PROBLEM REQUIREMENTS: Pull out every line below that contains the word "view".
BEGIN THE INPUT
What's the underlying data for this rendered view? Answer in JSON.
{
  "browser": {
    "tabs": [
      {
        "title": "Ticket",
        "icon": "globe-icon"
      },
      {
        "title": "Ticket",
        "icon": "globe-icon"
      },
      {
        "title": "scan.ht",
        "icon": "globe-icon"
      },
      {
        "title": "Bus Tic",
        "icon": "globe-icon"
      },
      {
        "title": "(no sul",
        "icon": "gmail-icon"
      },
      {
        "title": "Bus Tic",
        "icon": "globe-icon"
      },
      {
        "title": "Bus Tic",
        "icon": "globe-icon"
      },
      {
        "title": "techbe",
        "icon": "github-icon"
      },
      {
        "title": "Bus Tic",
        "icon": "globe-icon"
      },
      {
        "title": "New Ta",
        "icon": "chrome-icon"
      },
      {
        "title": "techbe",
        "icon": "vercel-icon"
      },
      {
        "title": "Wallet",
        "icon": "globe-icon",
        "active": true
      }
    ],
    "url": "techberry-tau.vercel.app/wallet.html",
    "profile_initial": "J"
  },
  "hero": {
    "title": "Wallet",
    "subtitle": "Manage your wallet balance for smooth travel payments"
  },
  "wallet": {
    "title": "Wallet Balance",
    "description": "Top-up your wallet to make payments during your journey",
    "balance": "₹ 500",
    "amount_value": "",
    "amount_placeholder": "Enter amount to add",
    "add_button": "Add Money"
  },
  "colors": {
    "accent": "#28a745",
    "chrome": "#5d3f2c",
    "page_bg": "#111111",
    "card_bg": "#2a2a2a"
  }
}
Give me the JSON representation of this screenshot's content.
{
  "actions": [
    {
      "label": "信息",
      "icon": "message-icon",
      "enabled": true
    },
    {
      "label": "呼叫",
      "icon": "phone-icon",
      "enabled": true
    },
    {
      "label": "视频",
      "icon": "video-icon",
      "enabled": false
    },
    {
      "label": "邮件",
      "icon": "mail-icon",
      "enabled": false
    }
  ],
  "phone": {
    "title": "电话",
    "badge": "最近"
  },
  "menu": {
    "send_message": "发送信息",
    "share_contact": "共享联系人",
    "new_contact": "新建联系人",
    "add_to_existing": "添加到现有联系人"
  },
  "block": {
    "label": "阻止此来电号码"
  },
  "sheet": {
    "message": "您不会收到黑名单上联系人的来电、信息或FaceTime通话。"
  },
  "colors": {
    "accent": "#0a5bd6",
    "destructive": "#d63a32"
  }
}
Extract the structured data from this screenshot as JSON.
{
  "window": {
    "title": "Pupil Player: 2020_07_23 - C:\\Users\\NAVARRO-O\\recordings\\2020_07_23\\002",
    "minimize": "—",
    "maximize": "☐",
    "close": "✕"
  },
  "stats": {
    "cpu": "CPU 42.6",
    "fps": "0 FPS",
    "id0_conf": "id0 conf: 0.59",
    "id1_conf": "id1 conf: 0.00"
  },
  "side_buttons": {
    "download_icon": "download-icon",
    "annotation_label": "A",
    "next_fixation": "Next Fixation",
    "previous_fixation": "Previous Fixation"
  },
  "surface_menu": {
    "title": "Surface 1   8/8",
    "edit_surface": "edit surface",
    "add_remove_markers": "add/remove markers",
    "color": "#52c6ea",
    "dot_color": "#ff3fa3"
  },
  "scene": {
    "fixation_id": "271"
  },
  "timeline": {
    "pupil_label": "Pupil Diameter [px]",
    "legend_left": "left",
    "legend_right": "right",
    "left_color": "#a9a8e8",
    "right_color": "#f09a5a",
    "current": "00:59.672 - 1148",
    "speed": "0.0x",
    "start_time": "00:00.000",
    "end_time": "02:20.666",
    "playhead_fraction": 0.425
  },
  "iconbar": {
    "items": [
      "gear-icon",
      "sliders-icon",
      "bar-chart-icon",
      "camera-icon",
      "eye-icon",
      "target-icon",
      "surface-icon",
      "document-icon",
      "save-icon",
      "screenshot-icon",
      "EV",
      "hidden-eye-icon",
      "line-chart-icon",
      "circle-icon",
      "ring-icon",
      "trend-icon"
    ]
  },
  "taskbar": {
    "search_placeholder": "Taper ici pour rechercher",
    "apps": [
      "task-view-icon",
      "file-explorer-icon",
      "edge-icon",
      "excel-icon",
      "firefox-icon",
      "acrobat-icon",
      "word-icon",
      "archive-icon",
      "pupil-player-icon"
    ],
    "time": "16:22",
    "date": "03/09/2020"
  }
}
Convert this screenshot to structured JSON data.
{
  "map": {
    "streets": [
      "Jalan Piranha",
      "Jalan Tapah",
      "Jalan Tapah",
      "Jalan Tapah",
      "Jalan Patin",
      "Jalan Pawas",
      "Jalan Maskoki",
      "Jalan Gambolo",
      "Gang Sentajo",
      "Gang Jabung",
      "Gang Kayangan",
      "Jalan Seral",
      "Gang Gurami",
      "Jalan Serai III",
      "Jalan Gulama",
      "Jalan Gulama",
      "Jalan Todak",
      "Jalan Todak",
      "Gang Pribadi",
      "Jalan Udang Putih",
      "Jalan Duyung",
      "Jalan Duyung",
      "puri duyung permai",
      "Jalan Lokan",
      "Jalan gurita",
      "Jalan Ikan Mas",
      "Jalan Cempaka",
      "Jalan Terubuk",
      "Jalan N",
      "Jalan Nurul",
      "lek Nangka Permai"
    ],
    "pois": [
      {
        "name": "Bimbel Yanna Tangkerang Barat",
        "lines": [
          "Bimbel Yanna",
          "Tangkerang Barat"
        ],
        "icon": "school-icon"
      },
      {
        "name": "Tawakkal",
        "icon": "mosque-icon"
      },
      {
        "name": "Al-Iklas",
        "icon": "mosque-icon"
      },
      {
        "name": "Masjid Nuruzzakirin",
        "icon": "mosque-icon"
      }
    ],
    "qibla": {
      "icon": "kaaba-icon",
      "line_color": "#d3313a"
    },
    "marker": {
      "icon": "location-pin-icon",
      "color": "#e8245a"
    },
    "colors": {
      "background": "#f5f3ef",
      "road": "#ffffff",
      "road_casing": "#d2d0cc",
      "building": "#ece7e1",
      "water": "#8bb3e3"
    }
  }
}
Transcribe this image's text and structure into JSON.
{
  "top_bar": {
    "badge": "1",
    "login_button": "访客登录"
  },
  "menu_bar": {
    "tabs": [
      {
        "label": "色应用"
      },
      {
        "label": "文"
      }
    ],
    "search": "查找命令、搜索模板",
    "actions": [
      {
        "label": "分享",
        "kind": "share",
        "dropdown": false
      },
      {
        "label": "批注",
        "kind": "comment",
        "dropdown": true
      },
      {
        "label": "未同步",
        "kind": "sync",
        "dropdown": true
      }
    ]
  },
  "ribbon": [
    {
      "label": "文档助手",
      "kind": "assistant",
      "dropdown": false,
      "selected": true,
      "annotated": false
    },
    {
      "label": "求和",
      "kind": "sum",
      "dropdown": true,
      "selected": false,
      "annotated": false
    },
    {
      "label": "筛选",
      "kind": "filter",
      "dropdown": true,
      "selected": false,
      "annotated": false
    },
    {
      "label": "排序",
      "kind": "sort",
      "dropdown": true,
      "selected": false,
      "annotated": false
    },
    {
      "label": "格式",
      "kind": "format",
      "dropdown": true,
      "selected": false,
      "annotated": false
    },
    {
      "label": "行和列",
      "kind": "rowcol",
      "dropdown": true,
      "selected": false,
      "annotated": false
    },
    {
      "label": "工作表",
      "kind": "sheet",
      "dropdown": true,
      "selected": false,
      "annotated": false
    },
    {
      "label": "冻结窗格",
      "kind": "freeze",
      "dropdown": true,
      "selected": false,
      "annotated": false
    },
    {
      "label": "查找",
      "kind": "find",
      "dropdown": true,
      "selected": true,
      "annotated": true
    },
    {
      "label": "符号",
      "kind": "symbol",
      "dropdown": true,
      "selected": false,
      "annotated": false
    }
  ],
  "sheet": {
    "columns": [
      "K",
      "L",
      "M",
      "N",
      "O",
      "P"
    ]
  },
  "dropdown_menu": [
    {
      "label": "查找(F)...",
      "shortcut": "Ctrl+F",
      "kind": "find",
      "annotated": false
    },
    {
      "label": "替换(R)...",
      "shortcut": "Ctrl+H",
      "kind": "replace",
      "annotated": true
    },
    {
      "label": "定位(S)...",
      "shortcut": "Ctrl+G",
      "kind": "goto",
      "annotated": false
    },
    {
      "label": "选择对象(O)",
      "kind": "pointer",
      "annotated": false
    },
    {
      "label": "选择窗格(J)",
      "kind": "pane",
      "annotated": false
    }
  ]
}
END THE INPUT
EXERCISE RESULT:
What's the underlying data for this rendered view? Answer in JSON.
      "task-view-icon",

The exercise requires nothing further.